_TASK OBJECTIVE:_ Copy each line containing the word "screenshot" from the records that follow, please.

_PROVIDED INFORMATION:_
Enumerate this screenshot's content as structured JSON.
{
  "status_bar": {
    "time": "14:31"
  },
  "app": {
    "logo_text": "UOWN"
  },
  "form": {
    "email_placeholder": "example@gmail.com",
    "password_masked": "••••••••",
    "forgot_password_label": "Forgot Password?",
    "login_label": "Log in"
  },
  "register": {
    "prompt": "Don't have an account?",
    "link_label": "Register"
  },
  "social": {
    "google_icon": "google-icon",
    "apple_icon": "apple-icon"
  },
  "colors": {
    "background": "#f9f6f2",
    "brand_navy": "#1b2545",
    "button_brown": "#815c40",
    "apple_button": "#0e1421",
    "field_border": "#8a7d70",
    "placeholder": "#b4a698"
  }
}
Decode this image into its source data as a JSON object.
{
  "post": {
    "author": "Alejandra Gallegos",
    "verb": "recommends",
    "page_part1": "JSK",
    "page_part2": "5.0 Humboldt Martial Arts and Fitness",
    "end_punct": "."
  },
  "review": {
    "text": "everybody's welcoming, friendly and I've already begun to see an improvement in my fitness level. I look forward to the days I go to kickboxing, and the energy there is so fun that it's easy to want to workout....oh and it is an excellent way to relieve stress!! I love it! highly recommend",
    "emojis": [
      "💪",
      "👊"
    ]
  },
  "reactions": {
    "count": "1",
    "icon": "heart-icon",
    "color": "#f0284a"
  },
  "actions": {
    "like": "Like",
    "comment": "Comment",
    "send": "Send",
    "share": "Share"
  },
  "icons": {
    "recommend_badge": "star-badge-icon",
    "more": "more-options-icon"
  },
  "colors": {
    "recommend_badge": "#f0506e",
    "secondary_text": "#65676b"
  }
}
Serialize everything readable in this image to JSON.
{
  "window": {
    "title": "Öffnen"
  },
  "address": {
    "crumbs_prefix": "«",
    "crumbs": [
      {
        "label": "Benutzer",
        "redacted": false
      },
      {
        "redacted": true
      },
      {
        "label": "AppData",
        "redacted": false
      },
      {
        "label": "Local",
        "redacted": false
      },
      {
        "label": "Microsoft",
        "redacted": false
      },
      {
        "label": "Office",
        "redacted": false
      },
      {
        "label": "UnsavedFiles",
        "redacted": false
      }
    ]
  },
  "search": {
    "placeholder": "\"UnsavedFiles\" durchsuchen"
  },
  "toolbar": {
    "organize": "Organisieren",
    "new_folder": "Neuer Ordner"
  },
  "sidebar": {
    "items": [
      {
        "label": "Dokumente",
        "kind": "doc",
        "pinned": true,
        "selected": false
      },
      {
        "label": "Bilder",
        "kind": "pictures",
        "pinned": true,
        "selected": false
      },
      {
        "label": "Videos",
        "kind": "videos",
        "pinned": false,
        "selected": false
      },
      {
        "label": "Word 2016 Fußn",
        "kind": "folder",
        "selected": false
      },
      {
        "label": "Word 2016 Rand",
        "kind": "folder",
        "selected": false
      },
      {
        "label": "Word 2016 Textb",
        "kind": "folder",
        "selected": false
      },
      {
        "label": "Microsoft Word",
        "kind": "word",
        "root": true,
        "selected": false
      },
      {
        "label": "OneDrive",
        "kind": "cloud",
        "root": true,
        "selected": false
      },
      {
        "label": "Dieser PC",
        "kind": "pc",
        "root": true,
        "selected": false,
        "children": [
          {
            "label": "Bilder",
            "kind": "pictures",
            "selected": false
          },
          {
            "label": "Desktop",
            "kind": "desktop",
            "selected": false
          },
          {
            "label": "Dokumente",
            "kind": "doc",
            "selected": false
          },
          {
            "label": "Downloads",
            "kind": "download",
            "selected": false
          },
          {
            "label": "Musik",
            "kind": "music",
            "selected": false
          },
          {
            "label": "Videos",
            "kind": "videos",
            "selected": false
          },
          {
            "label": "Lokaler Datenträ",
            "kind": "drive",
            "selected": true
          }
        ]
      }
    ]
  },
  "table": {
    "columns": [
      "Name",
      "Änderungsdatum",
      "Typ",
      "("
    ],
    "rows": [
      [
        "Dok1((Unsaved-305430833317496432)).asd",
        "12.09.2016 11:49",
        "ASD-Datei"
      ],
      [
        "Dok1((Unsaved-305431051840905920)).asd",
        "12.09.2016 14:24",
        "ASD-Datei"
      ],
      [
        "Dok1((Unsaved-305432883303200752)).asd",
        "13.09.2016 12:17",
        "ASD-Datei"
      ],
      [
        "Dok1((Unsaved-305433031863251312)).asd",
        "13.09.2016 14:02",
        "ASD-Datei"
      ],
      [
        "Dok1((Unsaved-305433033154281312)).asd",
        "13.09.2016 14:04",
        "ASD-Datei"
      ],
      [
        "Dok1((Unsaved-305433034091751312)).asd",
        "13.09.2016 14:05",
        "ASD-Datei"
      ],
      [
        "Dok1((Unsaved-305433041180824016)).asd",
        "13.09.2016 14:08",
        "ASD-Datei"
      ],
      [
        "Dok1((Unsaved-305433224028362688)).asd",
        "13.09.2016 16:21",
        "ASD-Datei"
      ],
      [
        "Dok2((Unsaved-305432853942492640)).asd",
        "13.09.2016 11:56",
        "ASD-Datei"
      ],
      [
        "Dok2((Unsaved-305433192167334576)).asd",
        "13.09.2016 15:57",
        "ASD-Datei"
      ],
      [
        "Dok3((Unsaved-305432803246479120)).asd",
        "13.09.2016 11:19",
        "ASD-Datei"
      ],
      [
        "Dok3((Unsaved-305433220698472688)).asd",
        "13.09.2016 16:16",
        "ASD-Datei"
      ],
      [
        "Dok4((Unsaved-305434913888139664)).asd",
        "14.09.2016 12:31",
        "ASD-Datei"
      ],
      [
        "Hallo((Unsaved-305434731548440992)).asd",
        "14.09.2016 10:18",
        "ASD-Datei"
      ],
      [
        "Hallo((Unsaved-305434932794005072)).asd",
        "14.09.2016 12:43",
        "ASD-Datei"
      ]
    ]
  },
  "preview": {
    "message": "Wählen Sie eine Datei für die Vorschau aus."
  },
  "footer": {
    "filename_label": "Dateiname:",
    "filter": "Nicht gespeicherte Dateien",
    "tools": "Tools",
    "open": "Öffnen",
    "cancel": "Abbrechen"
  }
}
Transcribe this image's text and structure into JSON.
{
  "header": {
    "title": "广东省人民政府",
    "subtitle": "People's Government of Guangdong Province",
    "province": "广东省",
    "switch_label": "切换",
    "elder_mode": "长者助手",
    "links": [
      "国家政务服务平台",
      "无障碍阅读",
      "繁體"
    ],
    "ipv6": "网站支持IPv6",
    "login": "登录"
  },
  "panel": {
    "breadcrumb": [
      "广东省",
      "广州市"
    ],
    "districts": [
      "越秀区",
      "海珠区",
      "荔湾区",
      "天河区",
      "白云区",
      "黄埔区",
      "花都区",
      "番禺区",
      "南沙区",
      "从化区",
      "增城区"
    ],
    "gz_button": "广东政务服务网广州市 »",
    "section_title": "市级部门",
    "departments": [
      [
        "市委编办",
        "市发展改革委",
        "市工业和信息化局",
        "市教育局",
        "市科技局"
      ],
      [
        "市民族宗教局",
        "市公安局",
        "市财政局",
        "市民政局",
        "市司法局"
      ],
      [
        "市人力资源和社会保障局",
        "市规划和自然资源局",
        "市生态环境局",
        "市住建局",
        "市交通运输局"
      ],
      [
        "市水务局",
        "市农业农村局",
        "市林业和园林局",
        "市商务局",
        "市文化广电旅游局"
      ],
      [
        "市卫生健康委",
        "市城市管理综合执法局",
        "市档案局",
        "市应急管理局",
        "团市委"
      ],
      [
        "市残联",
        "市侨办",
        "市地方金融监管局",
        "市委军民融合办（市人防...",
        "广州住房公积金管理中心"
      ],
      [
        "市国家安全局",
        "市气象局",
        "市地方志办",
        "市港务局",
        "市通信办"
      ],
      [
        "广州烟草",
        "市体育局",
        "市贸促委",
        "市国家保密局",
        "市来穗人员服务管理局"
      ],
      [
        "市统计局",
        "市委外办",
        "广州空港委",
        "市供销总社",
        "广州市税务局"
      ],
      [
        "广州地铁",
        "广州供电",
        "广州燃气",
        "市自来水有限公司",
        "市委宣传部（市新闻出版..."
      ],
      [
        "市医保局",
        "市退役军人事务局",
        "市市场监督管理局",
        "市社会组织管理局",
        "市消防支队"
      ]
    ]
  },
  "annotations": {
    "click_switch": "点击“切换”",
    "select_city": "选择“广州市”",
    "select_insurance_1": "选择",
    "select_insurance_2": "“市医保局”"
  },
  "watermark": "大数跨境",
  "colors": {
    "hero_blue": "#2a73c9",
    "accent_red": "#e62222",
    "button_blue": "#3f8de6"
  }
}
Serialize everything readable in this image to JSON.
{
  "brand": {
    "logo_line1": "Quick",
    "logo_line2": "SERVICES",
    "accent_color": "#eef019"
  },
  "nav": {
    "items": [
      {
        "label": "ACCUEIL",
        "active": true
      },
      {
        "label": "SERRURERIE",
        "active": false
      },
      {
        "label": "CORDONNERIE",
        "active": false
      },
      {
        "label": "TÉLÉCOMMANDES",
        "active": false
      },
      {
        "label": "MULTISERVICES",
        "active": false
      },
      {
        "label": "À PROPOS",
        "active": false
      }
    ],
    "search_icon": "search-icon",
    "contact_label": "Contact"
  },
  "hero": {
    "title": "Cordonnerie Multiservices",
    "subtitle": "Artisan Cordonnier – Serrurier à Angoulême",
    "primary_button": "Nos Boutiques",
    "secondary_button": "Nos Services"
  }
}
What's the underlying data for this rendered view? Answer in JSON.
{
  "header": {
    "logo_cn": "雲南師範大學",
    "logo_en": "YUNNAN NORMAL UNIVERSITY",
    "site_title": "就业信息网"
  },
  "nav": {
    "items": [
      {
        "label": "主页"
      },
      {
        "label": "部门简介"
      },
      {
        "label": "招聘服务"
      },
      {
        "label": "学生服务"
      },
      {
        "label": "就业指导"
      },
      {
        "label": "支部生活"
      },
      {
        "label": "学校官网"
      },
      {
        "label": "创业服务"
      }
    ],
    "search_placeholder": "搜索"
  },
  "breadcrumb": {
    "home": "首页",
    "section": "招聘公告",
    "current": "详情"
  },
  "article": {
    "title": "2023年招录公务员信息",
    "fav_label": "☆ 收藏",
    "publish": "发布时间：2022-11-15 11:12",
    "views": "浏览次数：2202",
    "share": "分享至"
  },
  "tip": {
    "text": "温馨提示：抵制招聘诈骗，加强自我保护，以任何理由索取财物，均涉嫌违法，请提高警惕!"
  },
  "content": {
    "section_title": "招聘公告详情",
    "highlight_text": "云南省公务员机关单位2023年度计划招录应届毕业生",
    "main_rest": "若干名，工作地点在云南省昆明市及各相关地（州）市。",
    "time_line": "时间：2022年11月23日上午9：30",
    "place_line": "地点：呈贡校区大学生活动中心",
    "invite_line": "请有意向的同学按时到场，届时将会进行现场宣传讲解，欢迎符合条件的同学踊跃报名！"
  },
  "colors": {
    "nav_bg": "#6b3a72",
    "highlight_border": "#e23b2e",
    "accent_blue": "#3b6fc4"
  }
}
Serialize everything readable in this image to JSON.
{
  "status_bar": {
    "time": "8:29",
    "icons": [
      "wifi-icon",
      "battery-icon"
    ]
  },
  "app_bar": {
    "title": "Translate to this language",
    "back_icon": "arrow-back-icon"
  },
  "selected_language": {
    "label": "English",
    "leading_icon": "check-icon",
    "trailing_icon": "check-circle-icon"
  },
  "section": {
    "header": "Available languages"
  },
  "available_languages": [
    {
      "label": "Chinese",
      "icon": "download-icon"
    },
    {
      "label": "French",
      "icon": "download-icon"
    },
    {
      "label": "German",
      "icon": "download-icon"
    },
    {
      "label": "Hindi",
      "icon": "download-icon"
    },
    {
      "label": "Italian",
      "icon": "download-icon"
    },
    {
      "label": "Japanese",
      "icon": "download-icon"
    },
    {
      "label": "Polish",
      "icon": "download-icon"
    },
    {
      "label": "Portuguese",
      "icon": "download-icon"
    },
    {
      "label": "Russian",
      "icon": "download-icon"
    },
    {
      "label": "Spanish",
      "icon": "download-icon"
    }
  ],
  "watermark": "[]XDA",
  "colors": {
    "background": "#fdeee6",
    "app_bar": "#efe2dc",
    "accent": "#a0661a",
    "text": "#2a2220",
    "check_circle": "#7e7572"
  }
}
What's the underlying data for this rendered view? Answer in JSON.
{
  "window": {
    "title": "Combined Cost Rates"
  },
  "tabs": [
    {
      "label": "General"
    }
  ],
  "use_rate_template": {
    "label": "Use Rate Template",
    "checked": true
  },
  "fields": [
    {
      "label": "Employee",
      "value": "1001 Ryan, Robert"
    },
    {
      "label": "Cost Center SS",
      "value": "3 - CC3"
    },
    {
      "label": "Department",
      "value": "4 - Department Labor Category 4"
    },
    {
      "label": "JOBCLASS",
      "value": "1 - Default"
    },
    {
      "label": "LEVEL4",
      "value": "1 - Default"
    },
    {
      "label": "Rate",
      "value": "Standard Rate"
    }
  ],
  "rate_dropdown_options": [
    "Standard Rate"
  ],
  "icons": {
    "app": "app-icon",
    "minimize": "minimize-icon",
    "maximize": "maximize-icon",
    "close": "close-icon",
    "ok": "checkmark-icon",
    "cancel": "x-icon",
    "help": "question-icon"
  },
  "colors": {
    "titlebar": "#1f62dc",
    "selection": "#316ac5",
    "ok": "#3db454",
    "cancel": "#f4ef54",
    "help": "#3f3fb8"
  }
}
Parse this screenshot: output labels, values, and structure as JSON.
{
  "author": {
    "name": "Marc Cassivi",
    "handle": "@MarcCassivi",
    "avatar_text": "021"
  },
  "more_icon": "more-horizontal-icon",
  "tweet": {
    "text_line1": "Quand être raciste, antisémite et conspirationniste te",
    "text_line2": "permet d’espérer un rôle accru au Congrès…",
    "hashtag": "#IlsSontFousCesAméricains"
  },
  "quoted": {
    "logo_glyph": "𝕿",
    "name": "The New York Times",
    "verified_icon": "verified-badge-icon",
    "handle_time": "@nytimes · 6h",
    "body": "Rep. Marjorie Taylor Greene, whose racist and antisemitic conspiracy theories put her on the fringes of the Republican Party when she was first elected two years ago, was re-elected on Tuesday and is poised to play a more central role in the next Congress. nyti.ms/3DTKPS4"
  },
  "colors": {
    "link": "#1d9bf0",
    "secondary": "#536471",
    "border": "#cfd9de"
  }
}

_THE COMPLETED TASK:_
Enumerate this screenshot's content as structured JSON.
Parse this screenshot: output labels, values, and structure as JSON.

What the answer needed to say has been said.